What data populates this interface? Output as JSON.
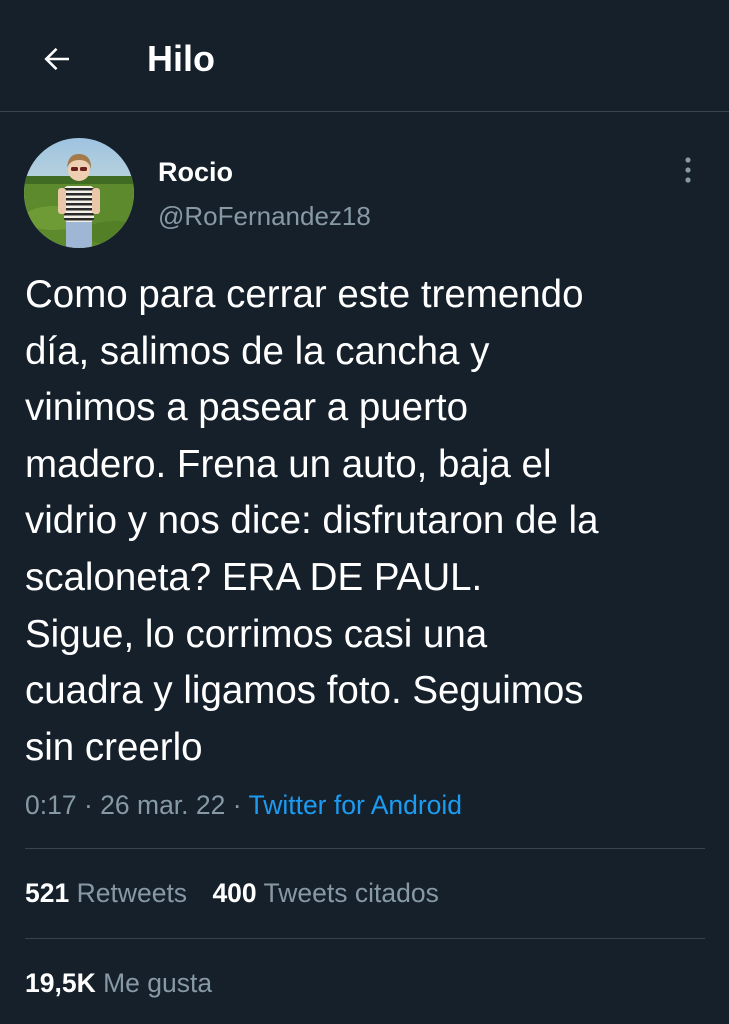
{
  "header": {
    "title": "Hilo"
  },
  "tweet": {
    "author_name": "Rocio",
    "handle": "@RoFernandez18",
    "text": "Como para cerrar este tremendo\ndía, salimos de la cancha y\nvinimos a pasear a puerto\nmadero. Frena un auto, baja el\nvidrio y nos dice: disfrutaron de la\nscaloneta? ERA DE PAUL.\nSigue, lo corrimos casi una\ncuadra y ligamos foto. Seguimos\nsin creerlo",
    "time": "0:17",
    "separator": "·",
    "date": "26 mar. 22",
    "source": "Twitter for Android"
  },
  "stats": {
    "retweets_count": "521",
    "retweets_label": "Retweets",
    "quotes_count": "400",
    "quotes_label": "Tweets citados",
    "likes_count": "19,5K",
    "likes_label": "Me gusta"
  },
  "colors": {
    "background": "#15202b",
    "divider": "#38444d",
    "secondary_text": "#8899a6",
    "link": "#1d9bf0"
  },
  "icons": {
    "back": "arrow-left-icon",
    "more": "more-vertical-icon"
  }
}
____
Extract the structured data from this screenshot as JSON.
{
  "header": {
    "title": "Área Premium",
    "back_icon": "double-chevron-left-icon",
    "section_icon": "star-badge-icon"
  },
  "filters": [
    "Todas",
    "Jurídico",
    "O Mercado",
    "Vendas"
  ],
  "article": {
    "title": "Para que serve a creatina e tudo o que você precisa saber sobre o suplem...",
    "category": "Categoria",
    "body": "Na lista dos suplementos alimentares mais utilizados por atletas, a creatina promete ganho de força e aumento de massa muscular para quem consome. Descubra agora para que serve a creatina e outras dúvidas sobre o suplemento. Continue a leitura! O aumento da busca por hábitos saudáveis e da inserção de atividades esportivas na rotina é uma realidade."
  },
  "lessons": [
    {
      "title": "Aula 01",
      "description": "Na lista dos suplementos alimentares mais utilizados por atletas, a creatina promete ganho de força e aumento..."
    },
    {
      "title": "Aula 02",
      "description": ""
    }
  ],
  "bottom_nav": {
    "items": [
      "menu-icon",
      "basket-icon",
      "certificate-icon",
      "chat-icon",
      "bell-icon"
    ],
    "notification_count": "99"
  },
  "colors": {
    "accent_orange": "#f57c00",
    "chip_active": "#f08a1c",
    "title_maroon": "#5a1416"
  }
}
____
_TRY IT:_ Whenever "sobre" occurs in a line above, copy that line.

_RESPONSE AREA:_
    "title": "Para que serve a creatina e tudo o que você precisa saber sobre o suplem...",
    "body": "Na lista dos suplementos alimentares mais utilizados por atletas, a creatina promete ganho de força e aumento de massa muscular para quem consome. Descubra agora para que serve a creatina e outras dúvidas sobre o suplemento. Continue a leitura! O aumento da busca por hábitos saudáveis e da inserção de atividades esportivas na rotina é uma realidade."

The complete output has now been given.